[Provided material]:
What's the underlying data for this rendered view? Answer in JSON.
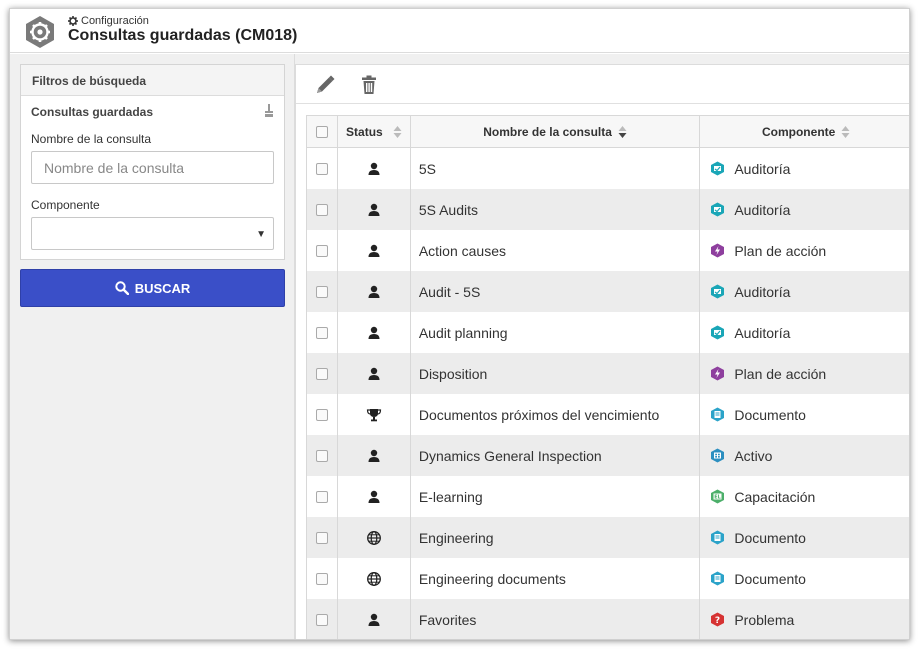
{
  "header": {
    "breadcrumb": "Configuración",
    "title": "Consultas guardadas (CM018)"
  },
  "filters": {
    "panel_title": "Filtros de búsqueda",
    "section_title": "Consultas guardadas",
    "name_label": "Nombre de la consulta",
    "name_placeholder": "Nombre de la consulta",
    "name_value": "",
    "component_label": "Componente",
    "component_value": "",
    "search_button": "BUSCAR"
  },
  "grid": {
    "columns": {
      "status": "Status",
      "name": "Nombre de la consulta",
      "component": "Componente"
    },
    "rows": [
      {
        "status_icon": "user-icon",
        "name": "5S",
        "component": "Auditoría",
        "component_icon": "audit-icon"
      },
      {
        "status_icon": "user-icon",
        "name": "5S Audits",
        "component": "Auditoría",
        "component_icon": "audit-icon"
      },
      {
        "status_icon": "user-icon",
        "name": "Action causes",
        "component": "Plan de acción",
        "component_icon": "action-plan-icon"
      },
      {
        "status_icon": "user-icon",
        "name": "Audit - 5S",
        "component": "Auditoría",
        "component_icon": "audit-icon"
      },
      {
        "status_icon": "user-icon",
        "name": "Audit planning",
        "component": "Auditoría",
        "component_icon": "audit-icon"
      },
      {
        "status_icon": "user-icon",
        "name": "Disposition",
        "component": "Plan de acción",
        "component_icon": "action-plan-icon"
      },
      {
        "status_icon": "trophy-icon",
        "name": "Documentos próximos del vencimiento",
        "component": "Documento",
        "component_icon": "document-icon"
      },
      {
        "status_icon": "user-icon",
        "name": "Dynamics General Inspection",
        "component": "Activo",
        "component_icon": "asset-icon"
      },
      {
        "status_icon": "user-icon",
        "name": "E-learning",
        "component": "Capacitación",
        "component_icon": "training-icon"
      },
      {
        "status_icon": "globe-icon",
        "name": "Engineering",
        "component": "Documento",
        "component_icon": "document-icon"
      },
      {
        "status_icon": "globe-icon",
        "name": "Engineering documents",
        "component": "Documento",
        "component_icon": "document-icon"
      },
      {
        "status_icon": "user-icon",
        "name": "Favorites",
        "component": "Problema",
        "component_icon": "problem-icon"
      }
    ]
  },
  "colors": {
    "search_button": "#3a4fc8",
    "audit": "#1aa6b7",
    "action_plan": "#8e3f9e",
    "document": "#2ba3c9",
    "asset": "#2c8fc0",
    "training": "#4caf6a",
    "problem": "#d63333"
  }
}
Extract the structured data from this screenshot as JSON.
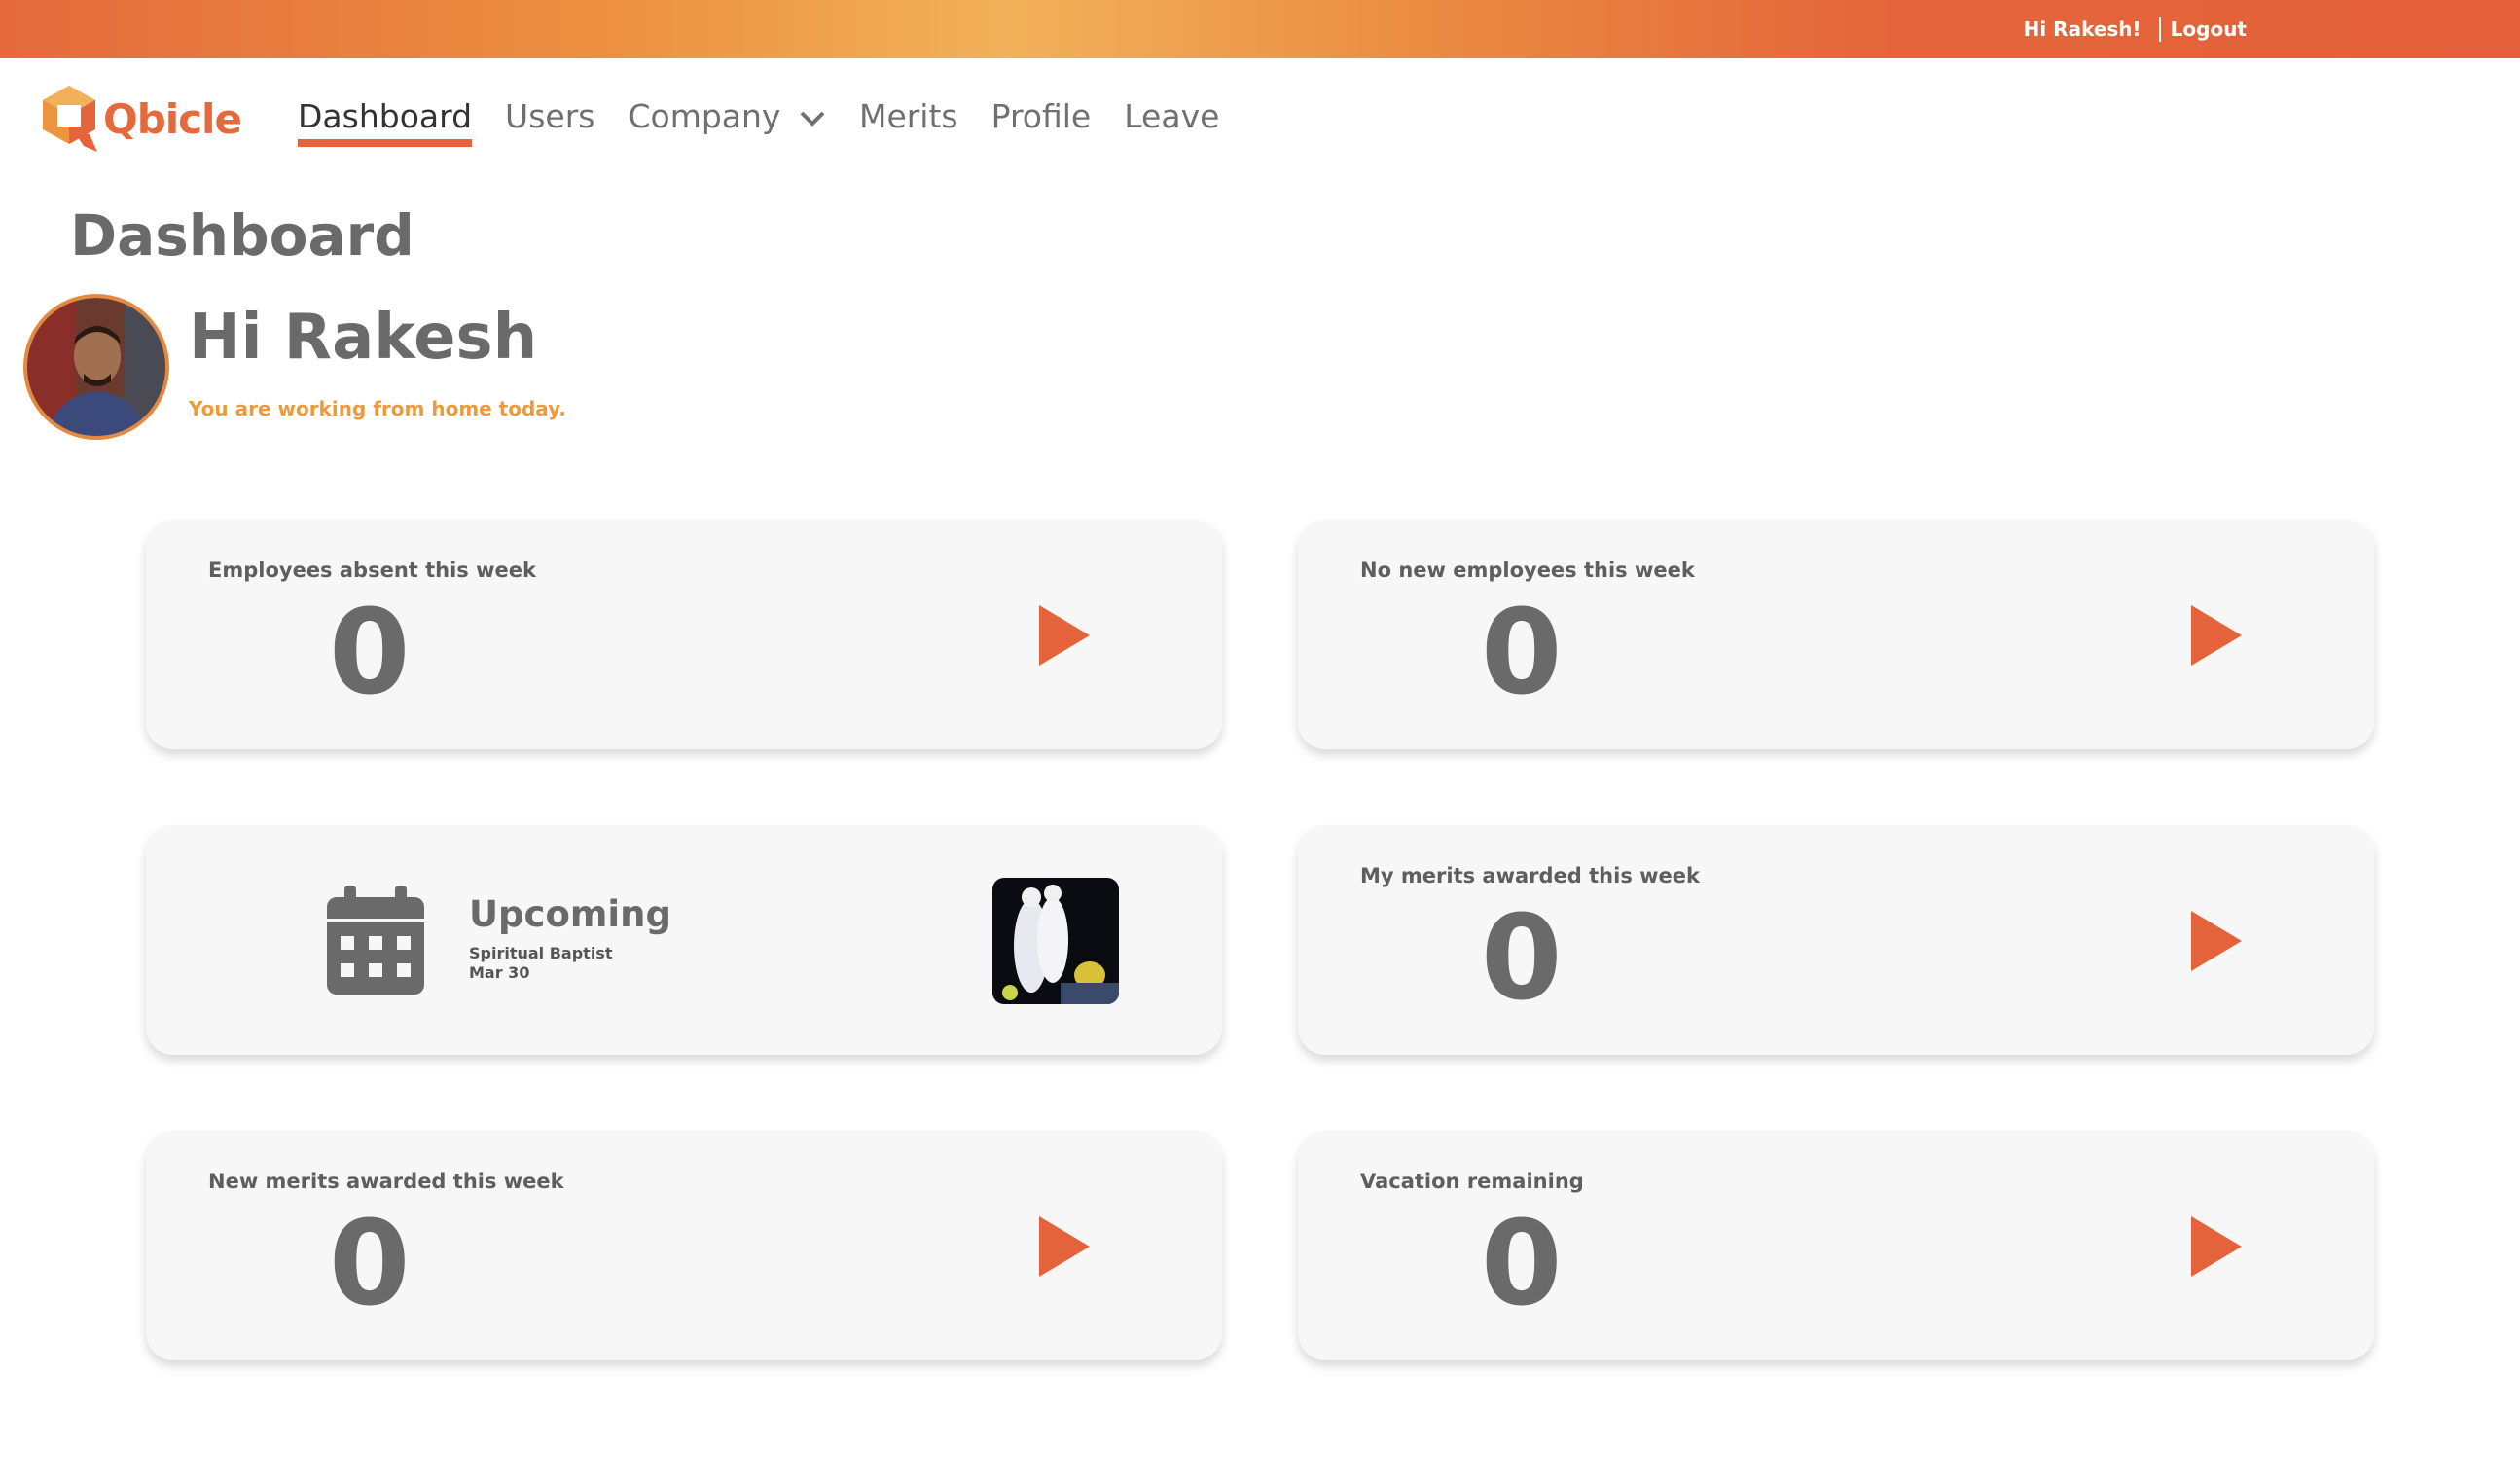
{
  "topbar": {
    "greeting": "Hi Rakesh!",
    "logout": "Logout"
  },
  "brand": {
    "name": "Qbicle"
  },
  "nav": {
    "items": [
      {
        "label": "Dashboard",
        "active": true
      },
      {
        "label": "Users"
      },
      {
        "label": "Company",
        "has_dropdown": true
      },
      {
        "label": "Merits"
      },
      {
        "label": "Profile"
      },
      {
        "label": "Leave"
      }
    ]
  },
  "page": {
    "title": "Dashboard"
  },
  "user": {
    "greeting": "Hi Rakesh",
    "status": "You are working from home today."
  },
  "cards": {
    "absent": {
      "label": "Employees absent this week",
      "value": "0"
    },
    "new_employees": {
      "label": "No new employees this week",
      "value": "0"
    },
    "upcoming": {
      "title": "Upcoming",
      "event": "Spiritual Baptist",
      "date": "Mar 30"
    },
    "my_merits": {
      "label": "My merits awarded this week",
      "value": "0"
    },
    "new_merits": {
      "label": "New merits awarded this week",
      "value": "0"
    },
    "vacation": {
      "label": "Vacation remaining",
      "value": "0"
    }
  },
  "colors": {
    "accent": "#e4633a",
    "status": "#ec9a3c",
    "text": "#6a6a6a"
  }
}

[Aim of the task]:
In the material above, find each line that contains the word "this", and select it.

[Written answer]:
What's the underlying data for this rendered view? Answer in JSON.
Extract the structured data from this screenshot as JSON.
      "label": "Employees absent this week",
      "label": "No new employees this week",
      "label": "My merits awarded this week",
      "label": "New merits awarded this week",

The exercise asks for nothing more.